Exercise aim =
With nothing added or dropped, output every record below exactly.

Content starts

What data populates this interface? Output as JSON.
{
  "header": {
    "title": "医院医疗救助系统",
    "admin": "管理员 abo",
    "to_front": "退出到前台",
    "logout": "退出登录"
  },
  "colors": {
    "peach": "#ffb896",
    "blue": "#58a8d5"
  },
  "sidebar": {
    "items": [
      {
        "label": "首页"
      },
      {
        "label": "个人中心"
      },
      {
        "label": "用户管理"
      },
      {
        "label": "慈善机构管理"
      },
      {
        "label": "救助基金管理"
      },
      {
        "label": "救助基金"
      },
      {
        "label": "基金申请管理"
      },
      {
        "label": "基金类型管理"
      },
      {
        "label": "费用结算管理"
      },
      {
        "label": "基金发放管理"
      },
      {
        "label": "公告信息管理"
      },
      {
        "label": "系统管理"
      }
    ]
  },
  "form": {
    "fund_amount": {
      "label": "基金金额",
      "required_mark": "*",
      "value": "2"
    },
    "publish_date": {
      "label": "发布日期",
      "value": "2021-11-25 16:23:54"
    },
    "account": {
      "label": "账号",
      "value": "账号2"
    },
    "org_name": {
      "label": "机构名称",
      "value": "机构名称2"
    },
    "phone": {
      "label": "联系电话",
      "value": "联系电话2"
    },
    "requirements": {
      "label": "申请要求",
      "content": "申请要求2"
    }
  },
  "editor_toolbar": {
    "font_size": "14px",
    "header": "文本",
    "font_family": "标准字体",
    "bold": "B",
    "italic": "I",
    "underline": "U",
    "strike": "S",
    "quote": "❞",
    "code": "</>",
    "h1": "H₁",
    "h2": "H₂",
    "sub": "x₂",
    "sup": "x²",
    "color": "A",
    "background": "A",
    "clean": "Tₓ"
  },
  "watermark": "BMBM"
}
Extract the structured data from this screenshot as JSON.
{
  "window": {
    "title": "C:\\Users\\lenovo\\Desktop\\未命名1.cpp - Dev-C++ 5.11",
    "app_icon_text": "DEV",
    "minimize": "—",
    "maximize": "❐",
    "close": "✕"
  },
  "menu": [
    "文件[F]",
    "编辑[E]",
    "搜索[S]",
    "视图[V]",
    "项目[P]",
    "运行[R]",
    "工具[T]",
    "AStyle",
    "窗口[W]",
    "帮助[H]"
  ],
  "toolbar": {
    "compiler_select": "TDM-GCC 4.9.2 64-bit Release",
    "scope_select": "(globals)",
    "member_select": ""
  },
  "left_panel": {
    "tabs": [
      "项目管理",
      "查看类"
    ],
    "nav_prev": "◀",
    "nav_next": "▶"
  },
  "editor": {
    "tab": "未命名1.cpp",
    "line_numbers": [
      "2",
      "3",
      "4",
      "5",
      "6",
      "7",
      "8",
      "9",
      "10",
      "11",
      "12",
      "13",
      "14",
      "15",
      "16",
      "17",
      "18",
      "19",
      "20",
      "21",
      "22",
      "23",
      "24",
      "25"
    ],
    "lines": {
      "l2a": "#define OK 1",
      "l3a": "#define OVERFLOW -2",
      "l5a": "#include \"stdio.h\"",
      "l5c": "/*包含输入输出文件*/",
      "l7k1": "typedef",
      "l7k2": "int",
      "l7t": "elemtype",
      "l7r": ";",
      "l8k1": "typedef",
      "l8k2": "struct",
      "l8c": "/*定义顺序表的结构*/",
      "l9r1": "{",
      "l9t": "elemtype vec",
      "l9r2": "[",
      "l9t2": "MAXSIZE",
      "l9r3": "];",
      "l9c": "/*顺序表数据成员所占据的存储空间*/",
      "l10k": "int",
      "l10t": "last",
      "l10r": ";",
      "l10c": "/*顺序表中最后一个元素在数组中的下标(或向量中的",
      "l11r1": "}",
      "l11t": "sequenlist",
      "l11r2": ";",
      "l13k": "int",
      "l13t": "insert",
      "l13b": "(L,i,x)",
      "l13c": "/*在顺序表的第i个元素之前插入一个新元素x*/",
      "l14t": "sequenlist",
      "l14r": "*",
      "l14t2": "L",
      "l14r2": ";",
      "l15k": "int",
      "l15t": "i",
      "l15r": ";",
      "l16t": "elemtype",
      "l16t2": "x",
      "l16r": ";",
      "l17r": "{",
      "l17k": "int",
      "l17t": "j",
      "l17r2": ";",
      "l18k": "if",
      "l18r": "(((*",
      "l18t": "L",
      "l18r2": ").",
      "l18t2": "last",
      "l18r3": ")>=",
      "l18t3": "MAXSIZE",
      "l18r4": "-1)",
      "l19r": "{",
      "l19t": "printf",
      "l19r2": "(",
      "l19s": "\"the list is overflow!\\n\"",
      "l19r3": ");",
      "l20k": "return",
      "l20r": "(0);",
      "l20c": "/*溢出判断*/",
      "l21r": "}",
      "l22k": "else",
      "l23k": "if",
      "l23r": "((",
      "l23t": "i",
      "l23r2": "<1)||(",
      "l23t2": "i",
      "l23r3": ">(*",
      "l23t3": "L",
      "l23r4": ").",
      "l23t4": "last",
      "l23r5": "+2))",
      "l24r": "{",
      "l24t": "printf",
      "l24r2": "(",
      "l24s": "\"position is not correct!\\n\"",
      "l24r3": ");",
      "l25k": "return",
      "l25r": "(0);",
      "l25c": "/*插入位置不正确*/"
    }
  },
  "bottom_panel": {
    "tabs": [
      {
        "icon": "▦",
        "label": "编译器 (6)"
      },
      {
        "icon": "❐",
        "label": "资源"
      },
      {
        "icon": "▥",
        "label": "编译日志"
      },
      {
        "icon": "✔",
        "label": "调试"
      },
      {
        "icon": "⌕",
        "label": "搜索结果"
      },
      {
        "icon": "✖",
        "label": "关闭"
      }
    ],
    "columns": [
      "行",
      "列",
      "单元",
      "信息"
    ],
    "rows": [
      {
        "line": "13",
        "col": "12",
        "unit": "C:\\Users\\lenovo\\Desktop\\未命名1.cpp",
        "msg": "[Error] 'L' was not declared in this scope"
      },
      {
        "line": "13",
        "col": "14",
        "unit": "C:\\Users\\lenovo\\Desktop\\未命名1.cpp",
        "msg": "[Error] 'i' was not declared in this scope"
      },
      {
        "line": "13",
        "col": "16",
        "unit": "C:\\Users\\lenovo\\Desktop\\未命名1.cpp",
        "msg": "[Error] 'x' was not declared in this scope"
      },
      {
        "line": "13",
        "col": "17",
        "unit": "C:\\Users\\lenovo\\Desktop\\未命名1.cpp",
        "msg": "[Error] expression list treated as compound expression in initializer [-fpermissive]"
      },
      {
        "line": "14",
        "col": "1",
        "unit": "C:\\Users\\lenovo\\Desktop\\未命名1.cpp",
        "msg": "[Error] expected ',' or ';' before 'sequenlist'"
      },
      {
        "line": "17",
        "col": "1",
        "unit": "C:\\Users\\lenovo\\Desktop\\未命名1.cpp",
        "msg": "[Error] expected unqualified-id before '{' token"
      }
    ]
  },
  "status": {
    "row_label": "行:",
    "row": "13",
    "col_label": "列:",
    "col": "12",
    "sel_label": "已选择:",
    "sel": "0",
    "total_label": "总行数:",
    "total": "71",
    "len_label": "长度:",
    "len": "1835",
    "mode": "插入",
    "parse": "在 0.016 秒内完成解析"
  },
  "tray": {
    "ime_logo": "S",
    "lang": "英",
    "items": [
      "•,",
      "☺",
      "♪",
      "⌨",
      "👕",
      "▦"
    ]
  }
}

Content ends

Answer box =
What data populates this interface? Output as JSON.
{
  "header": {
    "title": "医院医疗救助系统",
    "admin": "管理员 abo",
    "to_front": "退出到前台",
    "logout": "退出登录"
  },
  "colors": {
    "peach": "#ffb896",
    "blue": "#58a8d5"
  },
  "sidebar": {
    "items": [
      {
        "label": "首页"
      },
      {
        "label": "个人中心"
      },
      {
        "label": "用户管理"
      },
      {
        "label": "慈善机构管理"
      },
      {
        "label": "救助基金管理"
      },
      {
        "label": "救助基金"
      },
      {
        "label": "基金申请管理"
      },
      {
        "label": "基金类型管理"
      },
      {
        "label": "费用结算管理"
      },
      {
        "label": "基金发放管理"
      },
      {
        "label": "公告信息管理"
      },
      {
        "label": "系统管理"
      }
    ]
  },
  "form": {
    "fund_amount": {
      "label": "基金金额",
      "required_mark": "*",
      "value": "2"
    },
    "publish_date": {
      "label": "发布日期",
      "value": "2021-11-25 16:23:54"
    },
    "account": {
      "label": "账号",
      "value": "账号2"
    },
    "org_name": {
      "label": "机构名称",
      "value": "机构名称2"
    },
    "phone": {
      "label": "联系电话",
      "value": "联系电话2"
    },
    "requirements": {
      "label": "申请要求",
      "content": "申请要求2"
    }
  },
  "editor_toolbar": {
    "font_size": "14px",
    "header": "文本",
    "font_family": "标准字体",
    "bold": "B",
    "italic": "I",
    "underline": "U",
    "strike": "S",
    "quote": "❞",
    "code": "</>",
    "h1": "H₁",
    "h2": "H₂",
    "sub": "x₂",
    "sup": "x²",
    "color": "A",
    "background": "A",
    "clean": "Tₓ"
  },
  "watermark": "BMBM"
}
Extract the structured data from this screenshot as JSON.
{
  "window": {
    "title": "C:\\Users\\lenovo\\Desktop\\未命名1.cpp - Dev-C++ 5.11",
    "app_icon_text": "DEV",
    "minimize": "—",
    "maximize": "❐",
    "close": "✕"
  },
  "menu": [
    "文件[F]",
    "编辑[E]",
    "搜索[S]",
    "视图[V]",
    "项目[P]",
    "运行[R]",
    "工具[T]",
    "AStyle",
    "窗口[W]",
    "帮助[H]"
  ],
  "toolbar": {
    "compiler_select": "TDM-GCC 4.9.2 64-bit Release",
    "scope_select": "(globals)",
    "member_select": ""
  },
  "left_panel": {
    "tabs": [
      "项目管理",
      "查看类"
    ],
    "nav_prev": "◀",
    "nav_next": "▶"
  },
  "editor": {
    "tab": "未命名1.cpp",
    "line_numbers": [
      "2",
      "3",
      "4",
      "5",
      "6",
      "7",
      "8",
      "9",
      "10",
      "11",
      "12",
      "13",
      "14",
      "15",
      "16",
      "17",
      "18",
      "19",
      "20",
      "21",
      "22",
      "23",
      "24",
      "25"
    ],
    "lines": {
      "l2a": "#define OK 1",
      "l3a": "#define OVERFLOW -2",
      "l5a": "#include \"stdio.h\"",
      "l5c": "/*包含输入输出文件*/",
      "l7k1": "typedef",
      "l7k2": "int",
      "l7t": "elemtype",
      "l7r": ";",
      "l8k1": "typedef",
      "l8k2": "struct",
      "l8c": "/*定义顺序表的结构*/",
      "l9r1": "{",
      "l9t": "elemtype vec",
      "l9r2": "[",
      "l9t2": "MAXSIZE",
      "l9r3": "];",
      "l9c": "/*顺序表数据成员所占据的存储空间*/",
      "l10k": "int",
      "l10t": "last",
      "l10r": ";",
      "l10c": "/*顺序表中最后一个元素在数组中的下标(或向量中的",
      "l11r1": "}",
      "l11t": "sequenlist",
      "l11r2": ";",
      "l13k": "int",
      "l13t": "insert",
      "l13b": "(L,i,x)",
      "l13c": "/*在顺序表的第i个元素之前插入一个新元素x*/",
      "l14t": "sequenlist",
      "l14r": "*",
      "l14t2": "L",
      "l14r2": ";",
      "l15k": "int",
      "l15t": "i",
      "l15r": ";",
      "l16t": "elemtype",
      "l16t2": "x",
      "l16r": ";",
      "l17r": "{",
      "l17k": "int",
      "l17t": "j",
      "l17r2": ";",
      "l18k": "if",
      "l18r": "(((*",
      "l18t": "L",
      "l18r2": ").",
      "l18t2": "last",
      "l18r3": ")>=",
      "l18t3": "MAXSIZE",
      "l18r4": "-1)",
      "l19r": "{",
      "l19t": "printf",
      "l19r2": "(",
      "l19s": "\"the list is overflow!\\n\"",
      "l19r3": ");",
      "l20k": "return",
      "l20r": "(0);",
      "l20c": "/*溢出判断*/",
      "l21r": "}",
      "l22k": "else",
      "l23k": "if",
      "l23r": "((",
      "l23t": "i",
      "l23r2": "<1)||(",
      "l23t2": "i",
      "l23r3": ">(*",
      "l23t3": "L",
      "l23r4": ").",
      "l23t4": "last",
      "l23r5": "+2))",
      "l24r": "{",
      "l24t": "printf",
      "l24r2": "(",
      "l24s": "\"position is not correct!\\n\"",
      "l24r3": ");",
      "l25k": "return",
      "l25r": "(0);",
      "l25c": "/*插入位置不正确*/"
    }
  },
  "bottom_panel": {
    "tabs": [
      {
        "icon": "▦",
        "label": "编译器 (6)"
      },
      {
        "icon": "❐",
        "label": "资源"
      },
      {
        "icon": "▥",
        "label": "编译日志"
      },
      {
        "icon": "✔",
        "label": "调试"
      },
      {
        "icon": "⌕",
        "label": "搜索结果"
      },
      {
        "icon": "✖",
        "label": "关闭"
      }
    ],
    "columns": [
      "行",
      "列",
      "单元",
      "信息"
    ],
    "rows": [
      {
        "line": "13",
        "col": "12",
        "unit": "C:\\Users\\lenovo\\Desktop\\未命名1.cpp",
        "msg": "[Error] 'L' was not declared in this scope"
      },
      {
        "line": "13",
        "col": "14",
        "unit": "C:\\Users\\lenovo\\Desktop\\未命名1.cpp",
        "msg": "[Error] 'i' was not declared in this scope"
      },
      {
        "line": "13",
        "col": "16",
        "unit": "C:\\Users\\lenovo\\Desktop\\未命名1.cpp",
        "msg": "[Error] 'x' was not declared in this scope"
      },
      {
        "line": "13",
        "col": "17",
        "unit": "C:\\Users\\lenovo\\Desktop\\未命名1.cpp",
        "msg": "[Error] expression list treated as compound expression in initializer [-fpermissive]"
      },
      {
        "line": "14",
        "col": "1",
        "unit": "C:\\Users\\lenovo\\Desktop\\未命名1.cpp",
        "msg": "[Error] expected ',' or ';' before 'sequenlist'"
      },
      {
        "line": "17",
        "col": "1",
        "unit": "C:\\Users\\lenovo\\Desktop\\未命名1.cpp",
        "msg": "[Error] expected unqualified-id before '{' token"
      }
    ]
  },
  "status": {
    "row_label": "行:",
    "row": "13",
    "col_label": "列:",
    "col": "12",
    "sel_label": "已选择:",
    "sel": "0",
    "total_label": "总行数:",
    "total": "71",
    "len_label": "长度:",
    "len": "1835",
    "mode": "插入",
    "parse": "在 0.016 秒内完成解析"
  },
  "tray": {
    "ime_logo": "S",
    "lang": "英",
    "items": [
      "•,",
      "☺",
      "♪",
      "⌨",
      "👕",
      "▦"
    ]
  }
}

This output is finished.